The Poor Nameless Man

You spend your time as a songwriter mostly just processing your feelings, which requires a lot of introspection and can also be narcissistic just in nature. I was just reflecting on how strange that is when you take a step back and think about it. You’re getting paid to just think and talk about your feelings, which is something that I’m super grateful to do, but it is a strange way to make a living.
— Noah Gundersen

An essential piece of Champagne Avenue is that it become a place to introduce people who are an inspiration to the world. I could not be happier to have my first introduction be to Mr. Joel Henderson.

I have had the pleasure of knowing Joel personally for a few years and he never fails to impress a sense of well thought convictions into any conversation. No matter if it is a stance on hockey, God, or music Joel knows why he believes what he believes and articulates his points succinctly. 

Performing under the moniker Poor Nameless Boy, Joel performs as an extension of his own persona, continually producing lyrically incredible ballads that express his the reality of his own heart in an industry that is often focused on style over substance. Last week he released his new album “Bravery” to a sell out crowd and it is truly an incredible work!

As I sit here listening to it, I can not help but notice that with this album he has matched his usual depth of lyric with a new depth of sound that creates a superb listening experience.

I asked Joel what it was that inspired him about writing music. This was his response…

I was never the best English student. I saw people journaling, writing poetry, reading classic novels and there simply wasn't anything that drew me in. I dabbled, but it was far from a passion. It wasn't until I started truly paying attention to the art of songwriting where elements like metaphor, tone, and point of view became essential. What makes a pop radio song today different from 5 years ago? 10 years ago? What elements of a Country song are transferable to an indie ballad or uptempo rock number? It's certainly a craft. It is hard work.
Songwriting is a sensitive art form too because showing someone a tune you've written can be quite vulnerable. It makes taking critique even more potentially confidence shattering. However, like anything else in life, there are tools to put in our tool kits and hard lessons to be learned which only mistakes can teach us.
The craft is one thing, but I certainly don't have to go into depth about how music can affect us. Music is a soundtrack; a time stamp on our lives which connect deep within us. Whether that song reminds us of the trip we took with our friends camping after graduation, or the sappy tune we listened to on the radio which reminds us of a past heartbreak, it connects us. It connects us to each other, it connects us to the song, and it connects us to ourselves. It's the proud moment of saying "I've liked this band ever since their first album", or the guilty pleasure of admitting, "Ok, their stuff isn't that bad, I guess," even though you've been secretly tapping your toe the whole time and can’t wait to belt out the song on the way home.
I love songwriting. In a world where "I just love the beat" is becoming more common, the lyrics and flow to a tune are one of the sneakiest art forms out there today. If you wanna know if a song is well written, go on Youtube and count how many people have uploaded covers. A great song teaches you, it connects with you, and inspires you to sing back the words with your own story and inflection.
I believe John Mayer put it well when he said “I’m not worried about pop hits; I’m not worried about sales or relevance, I only care about one thing: tell your story. Tell YOUR story. … Follow where the road takes you.”

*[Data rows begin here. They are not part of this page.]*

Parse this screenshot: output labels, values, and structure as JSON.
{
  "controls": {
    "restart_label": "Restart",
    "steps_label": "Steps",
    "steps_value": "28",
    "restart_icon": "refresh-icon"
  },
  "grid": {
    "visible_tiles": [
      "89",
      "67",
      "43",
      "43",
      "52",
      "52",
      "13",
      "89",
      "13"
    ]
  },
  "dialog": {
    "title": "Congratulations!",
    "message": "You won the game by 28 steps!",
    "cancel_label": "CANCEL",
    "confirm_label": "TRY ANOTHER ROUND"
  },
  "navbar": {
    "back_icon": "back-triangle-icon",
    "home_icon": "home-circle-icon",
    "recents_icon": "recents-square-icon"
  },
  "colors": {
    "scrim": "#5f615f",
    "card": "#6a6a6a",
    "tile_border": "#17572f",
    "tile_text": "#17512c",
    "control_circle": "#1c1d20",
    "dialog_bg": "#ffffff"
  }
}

Wow, wise words as always, my friend, thank you for sharing your heart, it is true inspiration.

To those reading , do not just take my word for it, do yourself a favor and check Poor Nameless Boy out for yourself on his website -, or better yet head straight to iTunes and get your copy of "Bravery" today!

David Whitrow

A problem solver blessed with commonsense practicality, bred as a boy on the Canadian prairie. A world citizen with an international perspective gained through volunteer work in Africa, Asia and Central America. A life long learner with a passion for leadership and business strategy, he maintains an aptitute to apply critical thought to create unique solutions.